Brisbane is sometimes known for being the less glamorous sister of the more up-market southeastern capitals, but its weather is sunnier and its property market is growing hotter by the minute.
Brisbane’s market has always seen a steady growth but in recent times the high-end residential market has also seen a positive shift, according to real estate agency Ray White which brokered the 2014 sale of an Aaron Avenue home to Gina Rinehart, the wealthiest person in Australia, for $14m.
Not only is demand for Brisbane property increasing among Australians, it is particularly strong among Chinese buyers. The city is now the third most searched state capital in Australia on the international Chinese-language property portal Juwai.com. Aside from China, demand for Brisbane homes stems from investors from the United States, New Zealand, and the United Kingdom, according to the Real Estate Institute of Queensland (REIQ).

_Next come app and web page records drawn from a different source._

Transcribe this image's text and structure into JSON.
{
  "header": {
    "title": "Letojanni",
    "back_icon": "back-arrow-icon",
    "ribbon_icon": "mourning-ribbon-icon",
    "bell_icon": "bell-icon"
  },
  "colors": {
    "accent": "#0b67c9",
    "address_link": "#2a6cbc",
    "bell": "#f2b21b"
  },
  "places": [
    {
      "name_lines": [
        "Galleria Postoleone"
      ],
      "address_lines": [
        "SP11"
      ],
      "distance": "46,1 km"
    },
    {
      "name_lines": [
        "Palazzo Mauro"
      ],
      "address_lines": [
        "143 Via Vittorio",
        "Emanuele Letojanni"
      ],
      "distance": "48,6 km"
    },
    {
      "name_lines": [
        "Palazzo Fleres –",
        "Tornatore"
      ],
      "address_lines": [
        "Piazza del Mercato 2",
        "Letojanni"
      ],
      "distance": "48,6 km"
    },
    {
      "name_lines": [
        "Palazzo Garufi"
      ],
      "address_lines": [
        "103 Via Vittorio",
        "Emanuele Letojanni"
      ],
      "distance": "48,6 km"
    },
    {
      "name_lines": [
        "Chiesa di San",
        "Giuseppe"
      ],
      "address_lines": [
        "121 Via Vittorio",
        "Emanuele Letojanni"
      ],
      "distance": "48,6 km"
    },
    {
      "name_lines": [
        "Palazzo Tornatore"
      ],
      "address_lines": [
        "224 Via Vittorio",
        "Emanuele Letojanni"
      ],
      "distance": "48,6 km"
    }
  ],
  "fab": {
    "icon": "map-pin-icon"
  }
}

“We see the gap between Sydney and Melbourne closing in the next couple of years,” said Patrick Hunt, manager at Indigo Building Group. Hunt noted that interstate investors from the southern states had begun their “northern migration,” drawn in part by Brisbane’s more affordable median house price and stronger yields.